Health — News

How to get fired in 2017: Have a security breach

There are many reasons why IT professionals can be fired, but six out of the top nine are related to security. Fireable offenses included failing to modernize a security program, data breaches with unknown causes, data breaches that do not become public, and the failure of a security product or program investment.

Maria Korolov | 19 Jan | Read more

The week in security: Australian Red Cross bleeds private data; DDoS-IoT link prompts high-level concern

A local pitchfest brought together Australian security innovators and some very interesting ideas that reflect the future of Australian infosec. Speakers highlighted the need for curiosity and diversity. Along similar lines, one of Australia’s newest certified cybersecurity experts warned that the security community needs to undergo significant cultural change.

David Braue | 31 Oct | Read more

Why hackers love health apps

Hackers love health apps because their popularity has outpaced the industry's ability to safeguard them. Technology experts discussed the privacy and security risks at a House hearing July 14 with the Energy and Commerce subcommittee.

Xuanyan Ouyang | 27 Jul | Read more

2016: The year we strike back

In an IT-security industry that is rife with 'year of' predictions – the year of spam, the year of the advanced persistent threat (APT), the year of ransomware – there may be some comfort in the observation that, so far, 2016 is turning out to be the year of fighting back.

David Braue | 02 Jun | Read more

The week in security: 8 in 10 health apps insecure; ISIS sidesteps backdoor debate

The new year is always a good time for new beginnings – and this includes reviewing your security policies to ensure they're up to date with your changing business. CSO offers a range of policy templates and tools to give you best-practice guidance to get you started, while newly-minted security interest Forcepoint was working to equip CSOs with a better metric to track organisational security posture when dealing with the board.

David Braue | 18 Jan | Read more

Healthcare data and data breaches: A second opinion:

We've barely begun 2015, yet some security predictions made at the end of last year are already being tested. One of those was a prediction by RSA that criminals will turn their attention to stealing personal health information, and the recent attack on US health insurer Anthem, is just one symptom that it might be happening sooner than our initial diagnosis.

Michael Lee | 12 Feb | Read more

The 2015 Social Engineering Survival Guide

Despite being an integral aspect of many, if not most, major attacks, social engineering tactics always seem to go underappreciated by enterprise security teams.

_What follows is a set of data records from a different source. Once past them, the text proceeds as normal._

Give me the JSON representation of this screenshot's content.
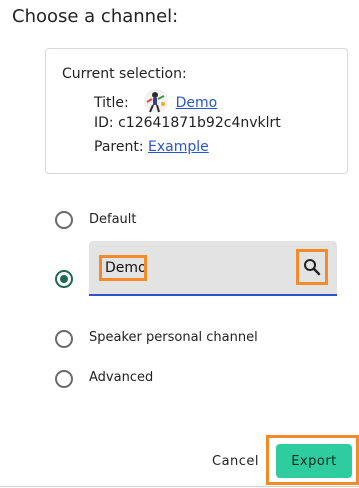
{
  "dialog": {
    "title": "Choose a channel:"
  },
  "current_selection": {
    "heading": "Current selection:",
    "title_label": "Title:",
    "title_value": "Demo",
    "id_label": "ID:",
    "id_value": "c12641871b92c4nvklrt",
    "parent_label": "Parent:",
    "parent_value": "Example"
  },
  "options": {
    "default_label": "Default",
    "search_value": "Demo",
    "speaker_label": "Speaker personal channel",
    "advanced_label": "Advanced",
    "selected": "search"
  },
  "actions": {
    "cancel_label": "Cancel",
    "export_label": "Export"
  },
  "colors": {
    "accent": "#2ecc9e",
    "radio_selected": "#1e6b52",
    "link": "#2a56c6",
    "highlight": "#f28c28"
  },
  "icons": {
    "search": "search-icon",
    "thumbnail": "channel-thumbnail"
  }
}
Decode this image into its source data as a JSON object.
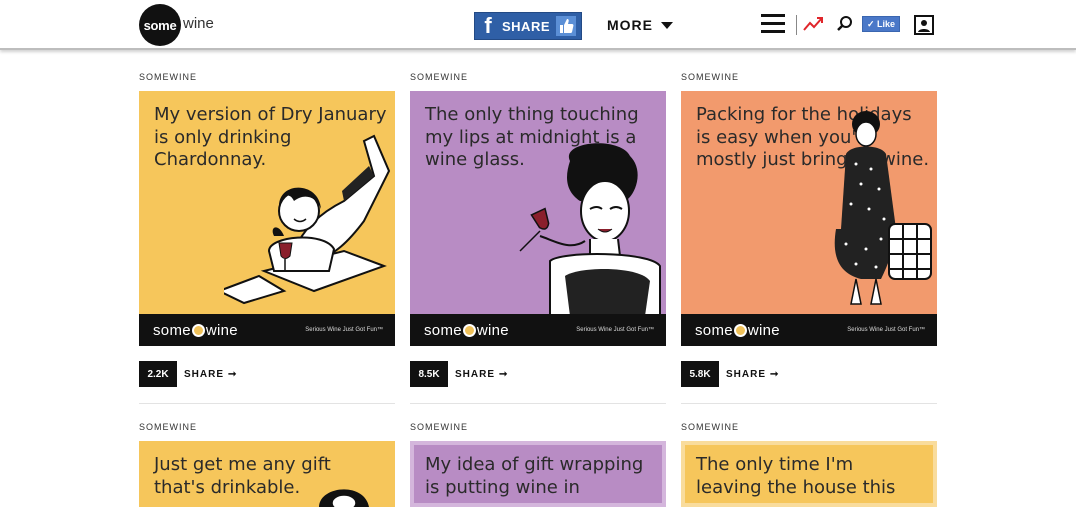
{
  "header": {
    "logo_circle": "some",
    "logo_word": "wine",
    "fb_share_label": "SHARE",
    "more_label": "MORE",
    "like_label": "✓ Like"
  },
  "icons": [
    "hamburger-icon",
    "trending-icon",
    "search-icon",
    "profile-icon",
    "facebook-icon",
    "thumbs-up-icon",
    "chevron-down-icon",
    "arrow-right-icon"
  ],
  "colors": {
    "yellow": "#f6c65b",
    "purple": "#b88cc4",
    "orange": "#f29a6d",
    "fb_blue": "#2f5fa6"
  },
  "cards": [
    {
      "source": "SOMEWINE",
      "text": "My version of Dry January is only drinking Chardonnay.",
      "count": "2.2K",
      "share": "SHARE",
      "footer_brand_left": "some",
      "footer_brand_right": "wine",
      "footer_tag": "Serious Wine Just Got Fun™"
    },
    {
      "source": "SOMEWINE",
      "text": "The only thing touching my lips at midnight is a wine glass.",
      "count": "8.5K",
      "share": "SHARE",
      "footer_brand_left": "some",
      "footer_brand_right": "wine",
      "footer_tag": "Serious Wine Just Got Fun™"
    },
    {
      "source": "SOMEWINE",
      "text": "Packing for the holidays is easy when you're mostly just bringing wine.",
      "count": "5.8K",
      "share": "SHARE",
      "footer_brand_left": "some",
      "footer_brand_right": "wine",
      "footer_tag": "Serious Wine Just Got Fun™"
    },
    {
      "source": "SOMEWINE",
      "text": "Just get me any gift that's drinkable."
    },
    {
      "source": "SOMEWINE",
      "text": "My idea of gift wrapping is putting wine in"
    },
    {
      "source": "SOMEWINE",
      "text": "The only time I'm leaving the house this"
    }
  ]
}
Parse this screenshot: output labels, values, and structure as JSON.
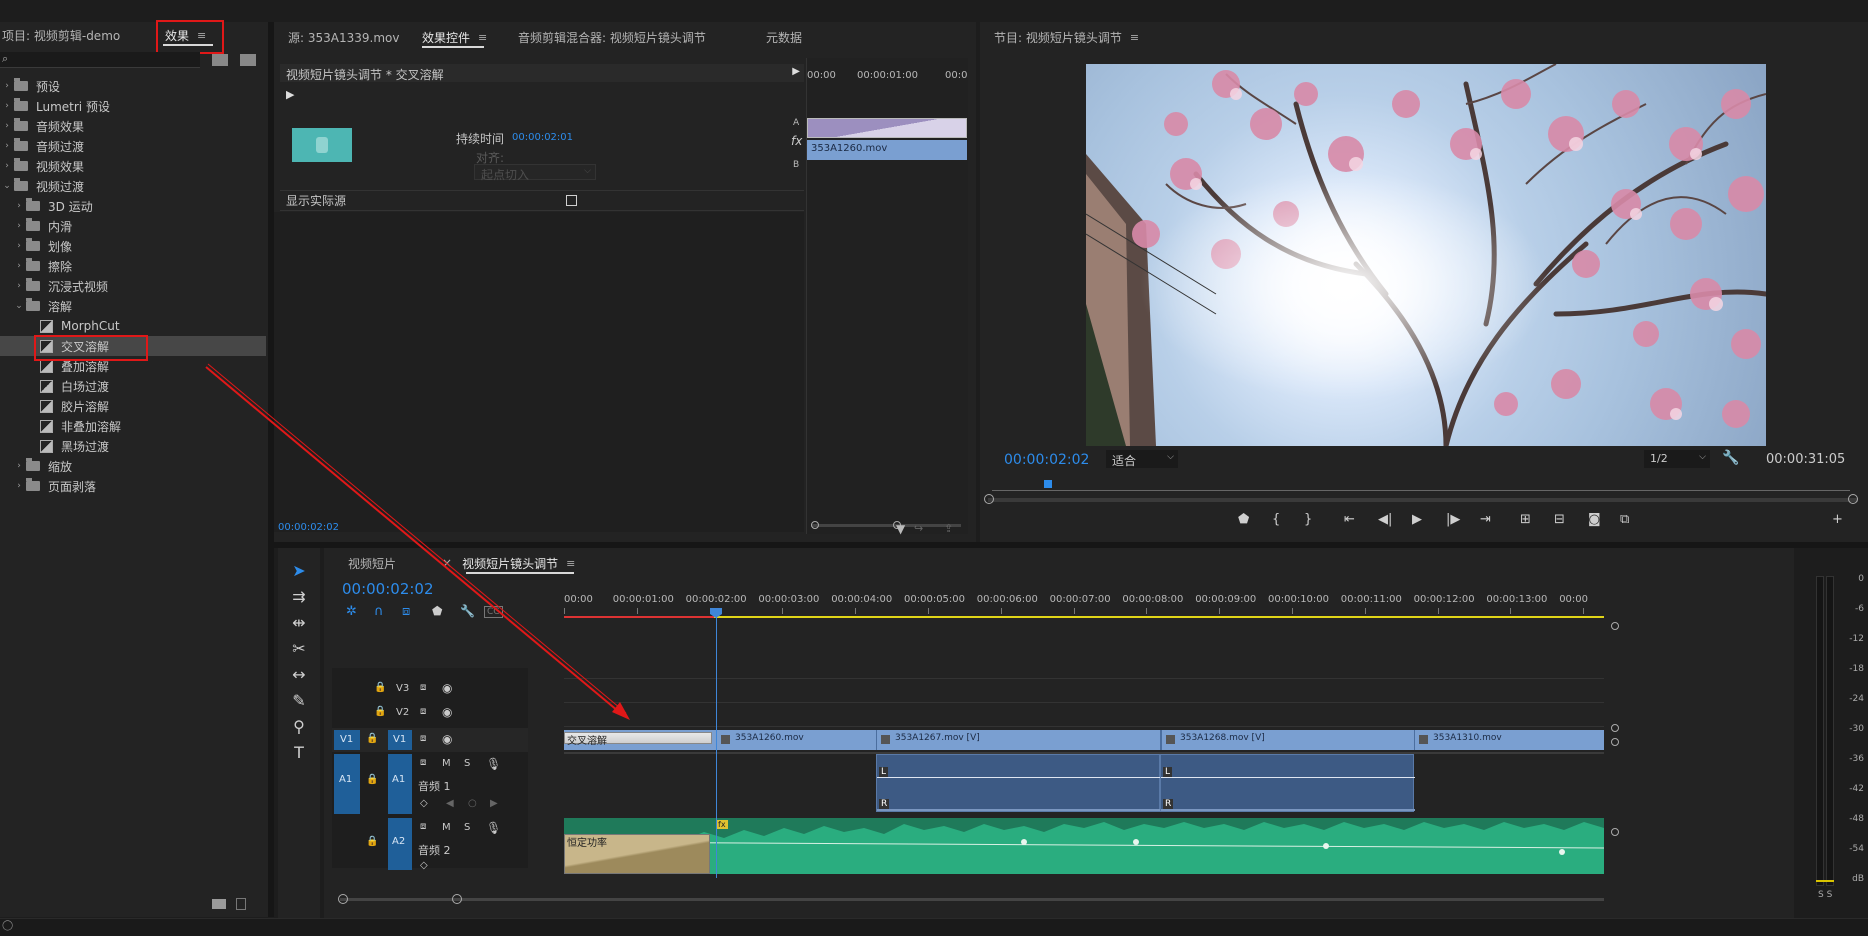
{
  "effects_panel": {
    "project_tab": "项目: 视频剪辑-demo",
    "effects_tab": "效果",
    "menu_glyph": "≡",
    "tree": [
      {
        "label": "预设",
        "kind": "folder"
      },
      {
        "label": "Lumetri 预设",
        "kind": "folder"
      },
      {
        "label": "音频效果",
        "kind": "folder"
      },
      {
        "label": "音频过渡",
        "kind": "folder"
      },
      {
        "label": "视频效果",
        "kind": "folder"
      },
      {
        "label": "视频过渡",
        "kind": "folder-open"
      },
      {
        "label": "3D 运动",
        "kind": "subfolder"
      },
      {
        "label": "内滑",
        "kind": "subfolder"
      },
      {
        "label": "划像",
        "kind": "subfolder"
      },
      {
        "label": "擦除",
        "kind": "subfolder"
      },
      {
        "label": "沉浸式视频",
        "kind": "subfolder"
      },
      {
        "label": "溶解",
        "kind": "subfolder-open"
      },
      {
        "label": "MorphCut",
        "kind": "item"
      },
      {
        "label": "交叉溶解",
        "kind": "item-selected"
      },
      {
        "label": "叠加溶解",
        "kind": "item"
      },
      {
        "label": "白场过渡",
        "kind": "item"
      },
      {
        "label": "胶片溶解",
        "kind": "item"
      },
      {
        "label": "非叠加溶解",
        "kind": "item"
      },
      {
        "label": "黑场过渡",
        "kind": "item"
      },
      {
        "label": "缩放",
        "kind": "subfolder"
      },
      {
        "label": "页面剥落",
        "kind": "subfolder"
      }
    ]
  },
  "source_panel": {
    "source_tab": "源: 353A1339.mov",
    "effect_controls_tab": "效果控件",
    "audio_mixer_tab": "音频剪辑混合器: 视频短片镜头调节",
    "metadata_tab": "元数据",
    "menu_glyph": "≡",
    "breadcrumb": "视频短片镜头调节 * 交叉溶解",
    "duration_label": "持续时间",
    "duration_value": "00:00:02:01",
    "align_label": "对齐:",
    "align_value": "起点切入",
    "show_actual_label": "显示实际源",
    "timecode": "00:00:02:02",
    "mini_ruler": [
      "00:00",
      "00:00:01:00",
      "00:0"
    ],
    "mini_clip": "353A1260.mov",
    "track_a": "A",
    "track_b": "B",
    "fx_label": "fx"
  },
  "program_panel": {
    "title": "节目: 视频短片镜头调节",
    "menu_glyph": "≡",
    "timecode": "00:00:02:02",
    "fit_value": "适合",
    "resolution_value": "1/2",
    "duration": "00:00:31:05"
  },
  "timeline": {
    "tab1": "视频短片",
    "tab2": "视频短片镜头调节",
    "close_glyph": "×",
    "menu_glyph": "≡",
    "timecode": "00:00:02:02",
    "ruler": [
      "00:00",
      "00:00:01:00",
      "00:00:02:00",
      "00:00:03:00",
      "00:00:04:00",
      "00:00:05:00",
      "00:00:06:00",
      "00:00:07:00",
      "00:00:08:00",
      "00:00:09:00",
      "00:00:10:00",
      "00:00:11:00",
      "00:00:12:00",
      "00:00:13:00",
      "00:00"
    ],
    "tracks": {
      "v3": "V3",
      "v2": "V2",
      "v1_src": "V1",
      "v1": "V1",
      "a1_src": "A1",
      "a1": "A1",
      "a2": "A2",
      "audio1_name": "音频 1",
      "audio2_name": "音频 2",
      "m": "M",
      "s": "S"
    },
    "transition_label": "交叉溶解",
    "audio_transition_label": "恒定功率",
    "clips": [
      "353A1260.mov",
      "353A1267.mov [V]",
      "353A1268.mov [V]",
      "353A1310.mov"
    ],
    "l_marker": "L",
    "r_marker": "R",
    "fx_badge": "fx"
  },
  "meter": {
    "labels": [
      "0",
      "-6",
      "-12",
      "-18",
      "-24",
      "-30",
      "-36",
      "-42",
      "-48",
      "-54",
      "dB"
    ],
    "bottom": "S S"
  },
  "colors": {
    "accent_blue": "#2d8ceb",
    "highlight_red": "#e01818",
    "video_clip": "#7a9fd1",
    "audio_clip": "#3d5a84",
    "audio_green": "#1f8f6a",
    "playhead": "#3f86d8"
  }
}
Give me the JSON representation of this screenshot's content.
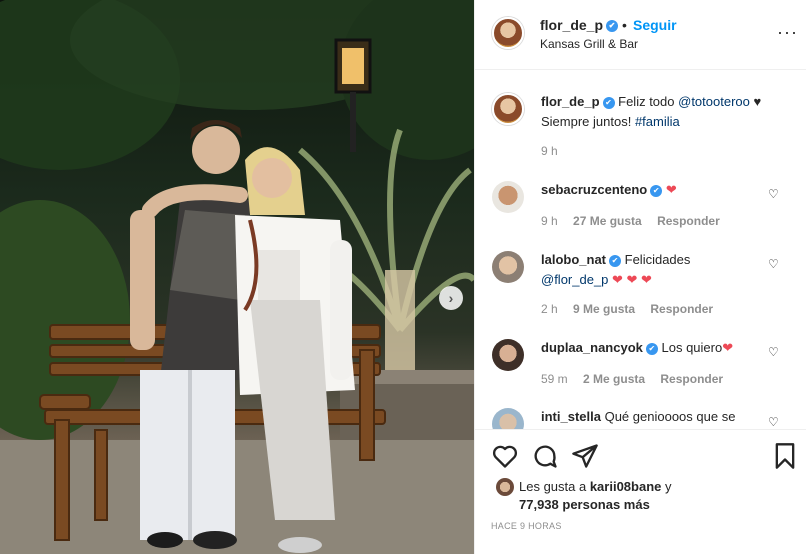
{
  "post": {
    "username": "flor_de_p",
    "follow_label": "Seguir",
    "dot": "•",
    "location": "Kansas Grill & Bar",
    "more": "···"
  },
  "caption": {
    "username": "flor_de_p",
    "text_before": "Feliz todo ",
    "mention": "@totooteroo",
    "heart": "♥",
    "line2": "Siempre juntos! ",
    "hashtag": "#familia",
    "time": "9 h"
  },
  "comments": [
    {
      "username": "sebacruzcenteno",
      "text": "",
      "hearts": "❤",
      "time": "9 h",
      "likes": "27 Me gusta",
      "reply": "Responder"
    },
    {
      "username": "lalobo_nat",
      "text": "Felicidades",
      "mention": "@flor_de_p",
      "hearts": "❤ ❤ ❤",
      "time": "2 h",
      "likes": "9 Me gusta",
      "reply": "Responder"
    },
    {
      "username": "duplaa_nancyok",
      "text": "Los quiero",
      "hearts": "❤",
      "time": "59 m",
      "likes": "2 Me gusta",
      "reply": "Responder"
    },
    {
      "username": "inti_stella",
      "text": "Qué genioooos que se"
    }
  ],
  "likes": {
    "prefix": "Les gusta a ",
    "user": "karii08bane",
    "middle": " y",
    "count": "77,938 personas más"
  },
  "timestamp": "HACE 9 HORAS",
  "colors": {
    "accent": "#0095f6",
    "verified": "#3897f0",
    "heart": "#ed4956"
  }
}
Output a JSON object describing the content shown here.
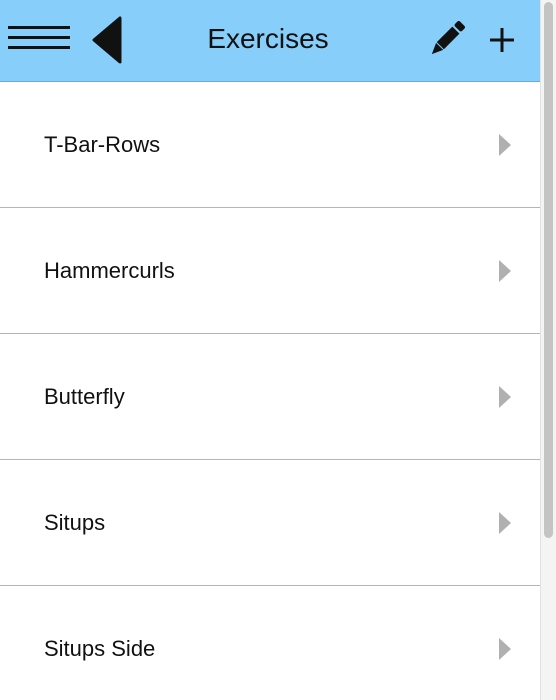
{
  "header": {
    "title": "Exercises",
    "background": "#87cefa",
    "icons": {
      "menu": "hamburger-menu-icon",
      "back": "back-triangle-icon",
      "edit": "pencil-icon",
      "add": "plus-icon"
    }
  },
  "exercises": [
    {
      "label": "T-Bar-Rows"
    },
    {
      "label": "Hammercurls"
    },
    {
      "label": "Butterfly"
    },
    {
      "label": "Situps"
    },
    {
      "label": "Situps Side"
    }
  ],
  "colors": {
    "chevron": "#b0b0b0",
    "divider": "#b5b5b5"
  }
}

However, it's often easier to trick someone into opening an email and exploiting a vulnerability that way, or convincing an unsuspecting assistant to provide a few useful bits of information, than it is to directly attack a web application or network connection.

George V. Hulme | 23 Jan | Read more

Three elements that every advanced security operations center needs

Security operations centers (SOC) have been around for a while, stretching back to the old room full of live camera feeds. The intent of a SOC is simple: provide the business with the ability to see what is going on in order to take action if necessary. The level of SOC sophistication varied depending on the risks and infrastructure complexity. Consider the humble stretch of road and an analogy for businesses in the very early days of the internet: In low risk, low traffic areas, it was often not necessary to have a constant additional surveillance of this road. Road rules -- basic perimeter-based network security measures like firewalls -- still applied, but it was considered sufficient for any out-of-the-ordinary incidents to be handled reactively.

Michael Lee | 20 Jan | Read more